● Exercise brief
Check every line of the entries below for the word "Secondary", then give only the number of lines that have it.

Website and app data records:
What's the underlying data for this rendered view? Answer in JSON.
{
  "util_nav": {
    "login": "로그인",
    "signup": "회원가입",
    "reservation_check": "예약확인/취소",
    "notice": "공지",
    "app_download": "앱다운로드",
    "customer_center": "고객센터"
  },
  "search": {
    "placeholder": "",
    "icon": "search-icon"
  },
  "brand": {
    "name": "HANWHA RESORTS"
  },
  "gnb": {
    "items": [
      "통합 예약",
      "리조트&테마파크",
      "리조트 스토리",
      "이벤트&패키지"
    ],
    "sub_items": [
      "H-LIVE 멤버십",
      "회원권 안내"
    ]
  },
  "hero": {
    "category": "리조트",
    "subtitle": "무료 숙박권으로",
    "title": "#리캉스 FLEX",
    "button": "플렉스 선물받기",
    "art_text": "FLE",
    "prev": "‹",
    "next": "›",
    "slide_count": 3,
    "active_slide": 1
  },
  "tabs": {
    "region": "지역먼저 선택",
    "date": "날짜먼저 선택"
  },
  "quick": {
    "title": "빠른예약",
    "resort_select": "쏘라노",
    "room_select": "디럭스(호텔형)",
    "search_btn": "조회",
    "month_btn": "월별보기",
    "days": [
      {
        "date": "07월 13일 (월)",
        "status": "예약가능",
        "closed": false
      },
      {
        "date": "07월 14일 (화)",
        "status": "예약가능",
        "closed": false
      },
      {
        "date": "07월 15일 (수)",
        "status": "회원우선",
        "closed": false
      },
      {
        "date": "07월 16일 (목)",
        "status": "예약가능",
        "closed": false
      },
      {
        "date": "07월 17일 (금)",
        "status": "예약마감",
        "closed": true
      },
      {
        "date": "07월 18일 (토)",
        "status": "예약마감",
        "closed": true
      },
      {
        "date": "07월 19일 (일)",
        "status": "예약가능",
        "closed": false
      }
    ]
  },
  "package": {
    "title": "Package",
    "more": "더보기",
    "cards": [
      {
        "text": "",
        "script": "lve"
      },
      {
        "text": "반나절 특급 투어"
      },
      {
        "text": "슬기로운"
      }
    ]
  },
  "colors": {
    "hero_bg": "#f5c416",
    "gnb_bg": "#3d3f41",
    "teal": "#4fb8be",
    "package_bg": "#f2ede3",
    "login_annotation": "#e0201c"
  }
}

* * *

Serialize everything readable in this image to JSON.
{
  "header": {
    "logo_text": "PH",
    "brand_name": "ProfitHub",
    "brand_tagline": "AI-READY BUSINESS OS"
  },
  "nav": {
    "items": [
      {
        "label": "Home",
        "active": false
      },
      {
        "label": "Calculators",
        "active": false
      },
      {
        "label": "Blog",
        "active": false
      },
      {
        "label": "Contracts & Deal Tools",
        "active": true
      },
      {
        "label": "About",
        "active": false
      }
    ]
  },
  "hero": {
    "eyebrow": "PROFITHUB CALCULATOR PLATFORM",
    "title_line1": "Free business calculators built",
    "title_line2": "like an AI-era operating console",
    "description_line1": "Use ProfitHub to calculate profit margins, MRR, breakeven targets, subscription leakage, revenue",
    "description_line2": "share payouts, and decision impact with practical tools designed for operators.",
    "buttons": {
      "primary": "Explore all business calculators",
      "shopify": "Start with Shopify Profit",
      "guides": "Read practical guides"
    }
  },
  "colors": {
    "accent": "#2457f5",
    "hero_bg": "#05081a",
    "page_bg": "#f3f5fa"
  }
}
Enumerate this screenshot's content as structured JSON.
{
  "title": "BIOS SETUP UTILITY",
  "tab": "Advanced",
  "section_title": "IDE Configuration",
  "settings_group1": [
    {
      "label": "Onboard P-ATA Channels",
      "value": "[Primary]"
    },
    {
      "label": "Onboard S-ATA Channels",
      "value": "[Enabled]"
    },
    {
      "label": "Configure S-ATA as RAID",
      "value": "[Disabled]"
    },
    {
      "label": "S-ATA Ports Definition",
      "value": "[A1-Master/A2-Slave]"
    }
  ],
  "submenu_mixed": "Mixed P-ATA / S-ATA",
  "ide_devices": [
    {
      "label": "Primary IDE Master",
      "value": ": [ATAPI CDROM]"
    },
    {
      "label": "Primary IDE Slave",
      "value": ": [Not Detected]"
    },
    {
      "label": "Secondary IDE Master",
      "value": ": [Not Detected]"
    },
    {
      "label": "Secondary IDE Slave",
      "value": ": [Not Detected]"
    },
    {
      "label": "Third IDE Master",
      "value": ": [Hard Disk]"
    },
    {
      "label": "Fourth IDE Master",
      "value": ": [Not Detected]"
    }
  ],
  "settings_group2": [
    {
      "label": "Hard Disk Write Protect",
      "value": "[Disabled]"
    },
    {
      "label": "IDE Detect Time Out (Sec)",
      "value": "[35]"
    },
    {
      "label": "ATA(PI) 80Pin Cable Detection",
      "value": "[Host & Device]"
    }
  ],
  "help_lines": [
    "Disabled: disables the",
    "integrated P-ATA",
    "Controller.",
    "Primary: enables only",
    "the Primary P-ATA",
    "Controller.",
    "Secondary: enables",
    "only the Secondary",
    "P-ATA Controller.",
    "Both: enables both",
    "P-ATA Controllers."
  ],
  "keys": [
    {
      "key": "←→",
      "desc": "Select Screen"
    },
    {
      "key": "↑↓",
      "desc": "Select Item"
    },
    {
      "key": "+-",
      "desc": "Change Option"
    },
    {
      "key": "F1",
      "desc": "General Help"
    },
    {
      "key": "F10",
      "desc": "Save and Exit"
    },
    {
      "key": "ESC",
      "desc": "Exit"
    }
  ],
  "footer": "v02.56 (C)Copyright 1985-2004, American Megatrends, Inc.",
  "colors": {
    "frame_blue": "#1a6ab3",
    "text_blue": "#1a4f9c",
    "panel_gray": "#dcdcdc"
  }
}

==

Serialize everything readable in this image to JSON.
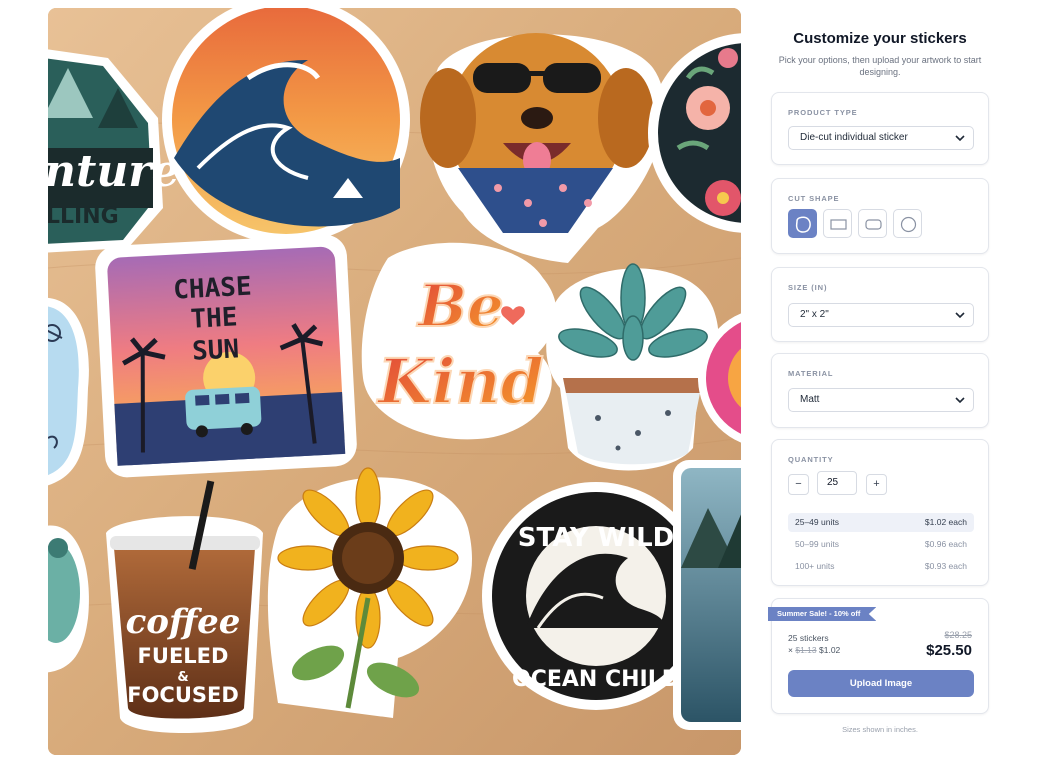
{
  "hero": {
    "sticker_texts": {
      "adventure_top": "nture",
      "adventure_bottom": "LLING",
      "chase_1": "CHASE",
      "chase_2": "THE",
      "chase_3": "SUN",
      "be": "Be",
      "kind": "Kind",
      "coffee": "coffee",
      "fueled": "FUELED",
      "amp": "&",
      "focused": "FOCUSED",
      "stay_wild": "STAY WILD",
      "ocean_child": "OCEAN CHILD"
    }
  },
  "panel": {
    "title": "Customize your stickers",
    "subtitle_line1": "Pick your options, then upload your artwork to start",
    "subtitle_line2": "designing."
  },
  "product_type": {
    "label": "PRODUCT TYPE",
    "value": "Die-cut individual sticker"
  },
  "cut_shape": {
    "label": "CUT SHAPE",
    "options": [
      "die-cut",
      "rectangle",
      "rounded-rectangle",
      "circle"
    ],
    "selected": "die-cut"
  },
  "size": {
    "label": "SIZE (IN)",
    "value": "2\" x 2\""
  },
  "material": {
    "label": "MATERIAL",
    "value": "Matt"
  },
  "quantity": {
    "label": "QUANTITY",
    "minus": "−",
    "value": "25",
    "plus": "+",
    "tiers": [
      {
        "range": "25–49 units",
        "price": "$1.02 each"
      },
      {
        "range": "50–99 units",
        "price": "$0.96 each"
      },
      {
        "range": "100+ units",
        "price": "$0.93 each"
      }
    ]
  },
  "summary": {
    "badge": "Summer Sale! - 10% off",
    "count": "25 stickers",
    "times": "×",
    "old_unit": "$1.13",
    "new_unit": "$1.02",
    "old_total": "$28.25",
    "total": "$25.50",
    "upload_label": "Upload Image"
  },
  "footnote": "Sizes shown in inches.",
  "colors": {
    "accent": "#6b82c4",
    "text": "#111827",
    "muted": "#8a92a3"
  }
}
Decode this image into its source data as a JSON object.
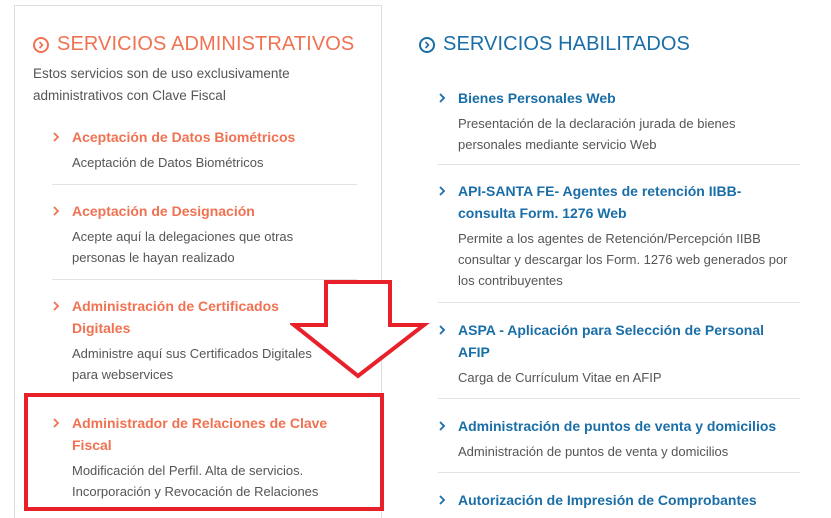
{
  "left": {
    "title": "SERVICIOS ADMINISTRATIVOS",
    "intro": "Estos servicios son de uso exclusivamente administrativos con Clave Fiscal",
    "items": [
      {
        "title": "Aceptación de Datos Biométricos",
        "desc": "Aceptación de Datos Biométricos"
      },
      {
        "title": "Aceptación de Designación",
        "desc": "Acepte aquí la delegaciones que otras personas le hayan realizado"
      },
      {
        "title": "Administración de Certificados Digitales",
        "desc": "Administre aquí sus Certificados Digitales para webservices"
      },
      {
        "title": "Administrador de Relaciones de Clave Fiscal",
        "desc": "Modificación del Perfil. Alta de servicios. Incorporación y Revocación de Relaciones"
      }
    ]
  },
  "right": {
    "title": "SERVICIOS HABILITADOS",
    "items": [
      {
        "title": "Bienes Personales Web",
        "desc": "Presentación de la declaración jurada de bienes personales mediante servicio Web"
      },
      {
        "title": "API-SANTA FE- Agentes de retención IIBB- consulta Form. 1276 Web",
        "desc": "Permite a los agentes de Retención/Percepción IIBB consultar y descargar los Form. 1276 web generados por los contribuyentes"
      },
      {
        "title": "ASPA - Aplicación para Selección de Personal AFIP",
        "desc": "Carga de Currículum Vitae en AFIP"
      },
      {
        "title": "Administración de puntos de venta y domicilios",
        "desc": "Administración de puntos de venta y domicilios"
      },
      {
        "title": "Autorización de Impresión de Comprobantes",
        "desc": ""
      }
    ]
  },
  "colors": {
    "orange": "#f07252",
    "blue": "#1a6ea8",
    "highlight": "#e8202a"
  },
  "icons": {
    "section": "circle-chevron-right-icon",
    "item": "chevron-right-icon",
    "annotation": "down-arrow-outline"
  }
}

● Result
4